In: International Perspectives on Knowledge Integration
Chapter 3 Searching for the Key to Knowledge Integration


Understanding how teachers gain and use their knowledge during teaching has been an ongoing focus of teacher education research. Researchers such as Shulman have identified and described the unique and integrated nature of teacher knowledge. What lacks in the literature is how teachers use their knowledge in an integrated fashion and how to promote knowledge integration in teacher education. The purpose of this chapter is to introduce a model of integrated teacher knowledge and analytical procedures designed to study knowledge integration. The model was developed to capture the dynamic interactions of knowledge use, as opposed to a static description of knowledge acquired. In this chapter, we provide a theoretical basis for our model and two distinct examples of data analysis using the analytical procedures. The first example uses the framework to investigate how two elementary mathematics teachers integrated their knowledge of mathematics, learners, and pedagogy while making decisions in the classroom. We then use our framework to investigate the instructional moves associated with the promotion of knowledge integration in pre-service teacher preparation. Because of the structure of our model and analytical procedures, they can be applied to other knowledge domains and content areas to detect the use and promotion of integrated knowledge.

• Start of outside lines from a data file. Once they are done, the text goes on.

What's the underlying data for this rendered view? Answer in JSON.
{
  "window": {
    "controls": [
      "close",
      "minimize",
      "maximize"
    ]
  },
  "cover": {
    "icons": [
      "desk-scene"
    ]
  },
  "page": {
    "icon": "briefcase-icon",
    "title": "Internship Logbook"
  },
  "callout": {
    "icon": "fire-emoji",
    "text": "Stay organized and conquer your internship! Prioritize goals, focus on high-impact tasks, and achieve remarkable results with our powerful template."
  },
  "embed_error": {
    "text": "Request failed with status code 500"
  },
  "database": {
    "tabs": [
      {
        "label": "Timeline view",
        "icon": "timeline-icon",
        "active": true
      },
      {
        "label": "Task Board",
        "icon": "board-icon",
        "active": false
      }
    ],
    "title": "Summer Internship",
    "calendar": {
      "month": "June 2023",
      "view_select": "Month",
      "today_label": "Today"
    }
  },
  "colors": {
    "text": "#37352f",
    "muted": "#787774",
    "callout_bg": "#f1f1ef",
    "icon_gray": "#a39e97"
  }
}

In: International Perspectives on Knowledge Integration

Yield monitors are standard on grain combines and used to evaluate treatment differences in on-farm experimentation (OFE). The objective of this study was to determine the sensitivity of mass flow sensors for grain yield monitors in relation to plot length. Seven treatment lengths were used ranging from 3.8 up to 243.8 m where intentional yield differences in maize (Zea mays L) existed creating varying grain flow conditions. Yield was measured by a commercial combine with two yield monitors, a plot combine, and a weigh wagon. Comparative results indicated that the mass flow sensors were unable to detect yield differences at 3.8 or 7.6 m. At the 15.2 m and 30.5 m lengths, the technology sensed changes in grain flow but did not accurately estimate yield. The estimates from the 61.0 m length closely matched both the yield variation pattern and actual yield estimates; however, it was not until 121.9 m where estimates began to accurately estimate yield.

In: Precision agriculture '23
This volume is a collection of essays on prophecy and apocalyptic, and is compiled in honour of Anthony Gelston. The theme has been chosen to coincide with the dawn of the new millennium in the year 2000. The essays examine the following: Balaam's oracles in Numbers, Philo and the Aramaic Targums; the future in the Books of Chronicles; Job 19:25; the shape of the Psalter; Isaiah 11:6-9; Isaiah 51:6; the value of human life in Ezekiel; Calvin, Pusey and Robertson Smith's commentaries on Hosea; Qoheleth, Hosea and attribution in biblical literature; the social background of Malachi; apocalyptic and early Jewish wisdom literature; Judith, Tobit, Ahiqar and History; 1 Corinthians 15:54; Revelation 4-5; the writings of Aphrahat, Šubḥalmaran, George Stanley Faber and Cotton Mather.